[What to produce]: Within the data below, copy each line where the string "interface" is found.

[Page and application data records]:
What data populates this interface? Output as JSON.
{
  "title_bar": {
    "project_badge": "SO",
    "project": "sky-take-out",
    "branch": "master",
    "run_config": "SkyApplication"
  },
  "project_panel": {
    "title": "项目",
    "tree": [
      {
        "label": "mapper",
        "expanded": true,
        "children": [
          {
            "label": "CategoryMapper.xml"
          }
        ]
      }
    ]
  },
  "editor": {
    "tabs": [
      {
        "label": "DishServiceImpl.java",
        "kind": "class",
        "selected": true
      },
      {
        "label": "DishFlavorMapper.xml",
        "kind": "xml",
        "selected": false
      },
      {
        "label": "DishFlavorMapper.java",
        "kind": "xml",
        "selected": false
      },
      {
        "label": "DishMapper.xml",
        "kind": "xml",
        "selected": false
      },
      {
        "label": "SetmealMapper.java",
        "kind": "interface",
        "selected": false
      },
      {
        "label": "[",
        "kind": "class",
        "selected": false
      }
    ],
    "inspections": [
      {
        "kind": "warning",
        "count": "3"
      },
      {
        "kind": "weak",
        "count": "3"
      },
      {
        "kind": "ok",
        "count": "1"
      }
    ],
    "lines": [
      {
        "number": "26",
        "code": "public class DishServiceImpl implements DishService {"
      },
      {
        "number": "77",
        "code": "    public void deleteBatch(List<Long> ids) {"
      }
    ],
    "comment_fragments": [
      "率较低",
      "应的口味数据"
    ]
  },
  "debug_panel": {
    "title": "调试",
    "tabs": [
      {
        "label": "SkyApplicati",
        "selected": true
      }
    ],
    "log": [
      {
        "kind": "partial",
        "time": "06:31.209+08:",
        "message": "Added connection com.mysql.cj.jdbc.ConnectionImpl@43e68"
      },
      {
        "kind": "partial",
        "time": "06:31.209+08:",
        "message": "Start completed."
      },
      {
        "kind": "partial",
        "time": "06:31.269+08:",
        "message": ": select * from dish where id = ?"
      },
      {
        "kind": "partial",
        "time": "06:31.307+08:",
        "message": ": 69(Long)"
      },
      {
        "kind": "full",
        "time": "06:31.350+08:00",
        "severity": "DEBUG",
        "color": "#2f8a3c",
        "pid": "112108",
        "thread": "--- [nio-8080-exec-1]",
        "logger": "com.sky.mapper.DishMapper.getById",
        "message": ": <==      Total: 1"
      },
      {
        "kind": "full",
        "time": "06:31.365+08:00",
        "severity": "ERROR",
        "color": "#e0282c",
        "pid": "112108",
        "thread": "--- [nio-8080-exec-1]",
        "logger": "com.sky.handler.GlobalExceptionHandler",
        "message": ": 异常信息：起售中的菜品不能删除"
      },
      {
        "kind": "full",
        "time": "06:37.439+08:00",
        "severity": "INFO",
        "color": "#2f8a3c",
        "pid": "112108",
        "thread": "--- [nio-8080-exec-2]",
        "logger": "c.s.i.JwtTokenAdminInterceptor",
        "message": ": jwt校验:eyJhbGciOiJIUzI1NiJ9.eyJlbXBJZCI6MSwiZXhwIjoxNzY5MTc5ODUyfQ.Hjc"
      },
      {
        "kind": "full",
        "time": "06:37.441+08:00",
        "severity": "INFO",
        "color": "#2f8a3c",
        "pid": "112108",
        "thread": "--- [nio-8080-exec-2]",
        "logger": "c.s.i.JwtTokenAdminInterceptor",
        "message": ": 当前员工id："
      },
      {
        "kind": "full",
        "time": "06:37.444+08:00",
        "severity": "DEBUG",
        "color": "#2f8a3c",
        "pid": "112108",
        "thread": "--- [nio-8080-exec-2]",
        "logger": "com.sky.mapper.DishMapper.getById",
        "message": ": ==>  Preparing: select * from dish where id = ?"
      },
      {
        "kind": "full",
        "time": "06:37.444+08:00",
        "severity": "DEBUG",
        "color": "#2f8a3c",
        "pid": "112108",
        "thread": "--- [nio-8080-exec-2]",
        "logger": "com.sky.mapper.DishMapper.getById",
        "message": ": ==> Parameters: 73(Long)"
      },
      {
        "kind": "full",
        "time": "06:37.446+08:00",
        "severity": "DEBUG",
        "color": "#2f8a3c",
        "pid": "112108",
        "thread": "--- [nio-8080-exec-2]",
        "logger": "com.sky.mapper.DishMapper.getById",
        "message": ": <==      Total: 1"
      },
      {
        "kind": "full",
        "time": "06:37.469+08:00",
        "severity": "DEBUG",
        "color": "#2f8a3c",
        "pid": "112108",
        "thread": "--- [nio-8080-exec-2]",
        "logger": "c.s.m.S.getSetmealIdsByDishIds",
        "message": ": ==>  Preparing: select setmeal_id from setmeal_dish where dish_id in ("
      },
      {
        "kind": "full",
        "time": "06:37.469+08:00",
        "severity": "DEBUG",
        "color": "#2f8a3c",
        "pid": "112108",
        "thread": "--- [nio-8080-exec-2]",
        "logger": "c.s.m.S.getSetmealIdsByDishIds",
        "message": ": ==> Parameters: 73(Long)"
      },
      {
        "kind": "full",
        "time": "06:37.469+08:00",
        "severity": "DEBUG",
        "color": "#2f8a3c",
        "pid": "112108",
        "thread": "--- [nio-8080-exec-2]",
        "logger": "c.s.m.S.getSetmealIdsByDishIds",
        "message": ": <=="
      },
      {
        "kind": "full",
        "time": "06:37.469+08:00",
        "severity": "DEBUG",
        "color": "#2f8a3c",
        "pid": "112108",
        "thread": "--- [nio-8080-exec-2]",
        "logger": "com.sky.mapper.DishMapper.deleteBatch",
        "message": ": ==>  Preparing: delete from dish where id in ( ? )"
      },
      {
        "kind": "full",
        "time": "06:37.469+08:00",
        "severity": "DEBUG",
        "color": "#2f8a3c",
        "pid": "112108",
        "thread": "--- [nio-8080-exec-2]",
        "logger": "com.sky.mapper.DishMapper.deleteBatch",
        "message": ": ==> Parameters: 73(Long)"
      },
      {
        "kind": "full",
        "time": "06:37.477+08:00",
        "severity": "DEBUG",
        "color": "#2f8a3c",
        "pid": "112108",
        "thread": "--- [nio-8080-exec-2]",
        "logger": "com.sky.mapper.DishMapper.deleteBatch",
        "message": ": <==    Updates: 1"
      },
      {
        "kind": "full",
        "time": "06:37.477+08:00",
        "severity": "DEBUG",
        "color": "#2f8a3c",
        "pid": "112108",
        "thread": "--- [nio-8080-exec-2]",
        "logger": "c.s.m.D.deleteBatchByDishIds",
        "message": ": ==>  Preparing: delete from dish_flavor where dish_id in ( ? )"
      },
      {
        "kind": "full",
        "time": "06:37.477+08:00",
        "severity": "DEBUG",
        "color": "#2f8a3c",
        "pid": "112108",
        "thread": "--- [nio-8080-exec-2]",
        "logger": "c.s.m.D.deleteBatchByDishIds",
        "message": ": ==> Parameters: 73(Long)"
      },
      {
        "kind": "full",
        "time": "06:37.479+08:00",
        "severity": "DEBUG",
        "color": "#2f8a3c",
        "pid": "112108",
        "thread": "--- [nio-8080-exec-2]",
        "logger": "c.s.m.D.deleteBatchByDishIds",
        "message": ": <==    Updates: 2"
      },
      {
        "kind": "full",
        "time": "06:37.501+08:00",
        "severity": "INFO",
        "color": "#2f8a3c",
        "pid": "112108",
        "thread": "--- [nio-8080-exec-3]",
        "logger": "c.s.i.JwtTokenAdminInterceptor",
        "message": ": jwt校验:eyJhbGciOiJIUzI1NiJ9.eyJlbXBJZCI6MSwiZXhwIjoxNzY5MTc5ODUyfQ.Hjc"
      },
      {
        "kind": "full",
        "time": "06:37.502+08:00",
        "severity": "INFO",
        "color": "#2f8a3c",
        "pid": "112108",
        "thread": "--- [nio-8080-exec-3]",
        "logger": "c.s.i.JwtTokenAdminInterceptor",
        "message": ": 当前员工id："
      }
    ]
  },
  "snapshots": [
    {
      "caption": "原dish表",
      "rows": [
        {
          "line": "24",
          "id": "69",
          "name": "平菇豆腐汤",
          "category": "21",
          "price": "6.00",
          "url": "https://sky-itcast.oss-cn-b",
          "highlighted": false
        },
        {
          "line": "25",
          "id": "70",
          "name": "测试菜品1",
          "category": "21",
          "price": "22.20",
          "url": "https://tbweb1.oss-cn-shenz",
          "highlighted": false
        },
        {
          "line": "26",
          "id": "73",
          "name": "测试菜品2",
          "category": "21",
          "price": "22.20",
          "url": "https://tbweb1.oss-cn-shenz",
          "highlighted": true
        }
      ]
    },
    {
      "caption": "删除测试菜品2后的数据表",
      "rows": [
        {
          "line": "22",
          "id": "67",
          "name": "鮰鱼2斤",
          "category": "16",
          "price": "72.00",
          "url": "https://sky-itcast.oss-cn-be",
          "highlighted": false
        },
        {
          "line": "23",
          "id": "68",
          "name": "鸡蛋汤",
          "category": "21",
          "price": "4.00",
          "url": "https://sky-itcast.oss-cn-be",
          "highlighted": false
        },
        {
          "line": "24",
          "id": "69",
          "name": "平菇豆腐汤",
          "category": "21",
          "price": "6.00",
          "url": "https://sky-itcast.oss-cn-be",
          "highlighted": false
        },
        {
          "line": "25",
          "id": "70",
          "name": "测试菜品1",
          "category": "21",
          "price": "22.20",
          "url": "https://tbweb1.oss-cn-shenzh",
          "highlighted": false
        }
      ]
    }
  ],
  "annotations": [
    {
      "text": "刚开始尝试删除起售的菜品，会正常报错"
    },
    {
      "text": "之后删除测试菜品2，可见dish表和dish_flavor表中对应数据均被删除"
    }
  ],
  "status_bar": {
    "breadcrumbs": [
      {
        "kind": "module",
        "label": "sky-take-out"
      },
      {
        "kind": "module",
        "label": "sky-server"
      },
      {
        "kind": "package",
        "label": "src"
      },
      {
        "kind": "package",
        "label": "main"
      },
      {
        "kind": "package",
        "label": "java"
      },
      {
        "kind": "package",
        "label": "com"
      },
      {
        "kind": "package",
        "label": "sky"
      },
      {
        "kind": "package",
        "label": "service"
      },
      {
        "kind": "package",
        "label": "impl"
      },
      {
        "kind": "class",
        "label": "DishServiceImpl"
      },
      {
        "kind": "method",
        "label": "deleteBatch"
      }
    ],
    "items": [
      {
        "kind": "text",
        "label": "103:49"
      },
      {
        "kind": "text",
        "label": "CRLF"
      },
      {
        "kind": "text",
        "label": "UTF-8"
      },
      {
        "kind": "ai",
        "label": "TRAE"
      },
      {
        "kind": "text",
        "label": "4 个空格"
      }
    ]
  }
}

[Solution to this exercise]:
What data populates this interface? Output as JSON.
        "kind": "interface",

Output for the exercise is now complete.